There are many reasons why an organisation may need to initiate a change. For example, technological development may require organisations to change their ways of work. The shift from the use of typewriters to computers is an example of change caused by technological development.

Economic conditions also work as a change factor. For example, organisations may reduce some of their products/services during an economic downturn. Conversely, they may open new stores and pursue other growth opportunities when the economic conditions are stable.

Change needs to be managed appropriately. A good change management plan needs to be in place in order to implement any change. Managers need to identify the barriers to change so that they can apply appropriate remedies to remove the barriers. They may find a  number of tools such as Force Field Analysis and Kotter’s 8 Step Model very useful in this regard.

As mentioned above, change is a common phenomenon. Therefore, organisations should not be afraid of change. It may sometimes be necessary for organisations to be proactive in change initiation.

The article publication date: June 2016

Further reading/references

Plunkett, W. & Attner, R. (1994) Introduction to Management. 5th edition, USA: International Thomson Publishing

Johnson, G., Scholes, K. and Whittington, R. (2006) Exploring Corporate Strategy: Text and Cases, 7th Edition, UK: Prentice Hall

Author: M Rahman

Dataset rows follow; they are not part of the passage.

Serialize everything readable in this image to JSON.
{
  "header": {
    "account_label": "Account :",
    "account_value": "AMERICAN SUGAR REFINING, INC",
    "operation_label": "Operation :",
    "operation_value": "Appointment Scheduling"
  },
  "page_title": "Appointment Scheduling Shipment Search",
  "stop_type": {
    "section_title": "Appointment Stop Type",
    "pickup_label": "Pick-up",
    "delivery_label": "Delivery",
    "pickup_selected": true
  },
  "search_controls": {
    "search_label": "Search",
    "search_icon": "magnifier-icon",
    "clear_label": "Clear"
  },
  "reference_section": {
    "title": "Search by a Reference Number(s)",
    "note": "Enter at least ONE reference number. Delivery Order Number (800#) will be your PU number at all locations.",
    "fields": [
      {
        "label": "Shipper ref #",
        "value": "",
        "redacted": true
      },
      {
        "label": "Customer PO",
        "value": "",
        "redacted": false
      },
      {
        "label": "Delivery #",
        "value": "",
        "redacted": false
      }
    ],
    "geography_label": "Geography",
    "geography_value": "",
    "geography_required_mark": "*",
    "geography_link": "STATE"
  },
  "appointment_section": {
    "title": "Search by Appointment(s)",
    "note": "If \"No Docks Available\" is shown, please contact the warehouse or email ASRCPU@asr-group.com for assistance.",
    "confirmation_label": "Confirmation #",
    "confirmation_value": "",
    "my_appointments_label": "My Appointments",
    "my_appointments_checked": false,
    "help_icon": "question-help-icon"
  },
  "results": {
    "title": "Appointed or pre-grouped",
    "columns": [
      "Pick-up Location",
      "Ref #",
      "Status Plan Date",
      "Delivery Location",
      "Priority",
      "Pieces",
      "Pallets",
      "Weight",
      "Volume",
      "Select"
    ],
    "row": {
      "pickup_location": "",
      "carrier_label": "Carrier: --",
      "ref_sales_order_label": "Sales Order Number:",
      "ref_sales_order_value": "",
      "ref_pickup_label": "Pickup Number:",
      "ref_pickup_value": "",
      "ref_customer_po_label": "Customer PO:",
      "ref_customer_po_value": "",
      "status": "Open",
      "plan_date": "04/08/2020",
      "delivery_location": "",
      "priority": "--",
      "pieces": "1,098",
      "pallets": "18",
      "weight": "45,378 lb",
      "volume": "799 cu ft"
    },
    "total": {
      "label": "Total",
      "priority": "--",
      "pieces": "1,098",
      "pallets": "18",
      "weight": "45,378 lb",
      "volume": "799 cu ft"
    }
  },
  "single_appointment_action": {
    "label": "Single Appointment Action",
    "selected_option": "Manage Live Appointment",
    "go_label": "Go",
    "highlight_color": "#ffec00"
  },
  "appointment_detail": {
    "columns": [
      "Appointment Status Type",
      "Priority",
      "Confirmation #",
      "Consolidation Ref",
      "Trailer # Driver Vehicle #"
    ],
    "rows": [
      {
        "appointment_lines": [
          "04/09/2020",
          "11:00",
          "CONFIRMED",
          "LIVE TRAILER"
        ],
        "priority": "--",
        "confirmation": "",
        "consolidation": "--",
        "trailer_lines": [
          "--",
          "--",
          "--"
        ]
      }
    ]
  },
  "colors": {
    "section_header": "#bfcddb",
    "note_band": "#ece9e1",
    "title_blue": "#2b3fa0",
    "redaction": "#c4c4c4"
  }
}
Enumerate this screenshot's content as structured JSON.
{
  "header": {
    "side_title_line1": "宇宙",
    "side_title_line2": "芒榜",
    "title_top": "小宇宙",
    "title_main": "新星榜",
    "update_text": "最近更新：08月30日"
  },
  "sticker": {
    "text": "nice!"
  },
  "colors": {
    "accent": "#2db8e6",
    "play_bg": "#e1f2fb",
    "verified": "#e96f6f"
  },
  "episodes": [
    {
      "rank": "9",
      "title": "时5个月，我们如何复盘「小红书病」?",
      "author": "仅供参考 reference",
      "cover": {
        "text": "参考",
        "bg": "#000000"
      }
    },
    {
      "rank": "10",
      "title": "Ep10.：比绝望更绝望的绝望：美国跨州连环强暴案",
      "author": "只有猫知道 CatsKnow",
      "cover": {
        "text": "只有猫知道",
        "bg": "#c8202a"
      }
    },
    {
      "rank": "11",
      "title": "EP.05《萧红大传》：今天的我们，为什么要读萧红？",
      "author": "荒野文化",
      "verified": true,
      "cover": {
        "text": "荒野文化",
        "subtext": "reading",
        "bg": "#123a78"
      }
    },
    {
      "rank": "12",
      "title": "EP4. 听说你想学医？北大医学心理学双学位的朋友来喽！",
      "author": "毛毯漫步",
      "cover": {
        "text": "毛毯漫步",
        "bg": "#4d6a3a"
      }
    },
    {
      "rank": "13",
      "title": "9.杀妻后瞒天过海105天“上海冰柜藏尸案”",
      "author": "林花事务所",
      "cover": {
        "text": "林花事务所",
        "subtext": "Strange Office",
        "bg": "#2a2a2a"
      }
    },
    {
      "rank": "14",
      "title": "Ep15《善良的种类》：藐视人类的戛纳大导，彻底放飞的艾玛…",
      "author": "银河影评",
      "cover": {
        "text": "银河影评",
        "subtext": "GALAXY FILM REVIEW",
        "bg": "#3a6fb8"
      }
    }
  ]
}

M Rahman writes extensively online with an emphasis on business management and marketing. He is a graduate of both Leeds Metropolitan University and London South Bank University.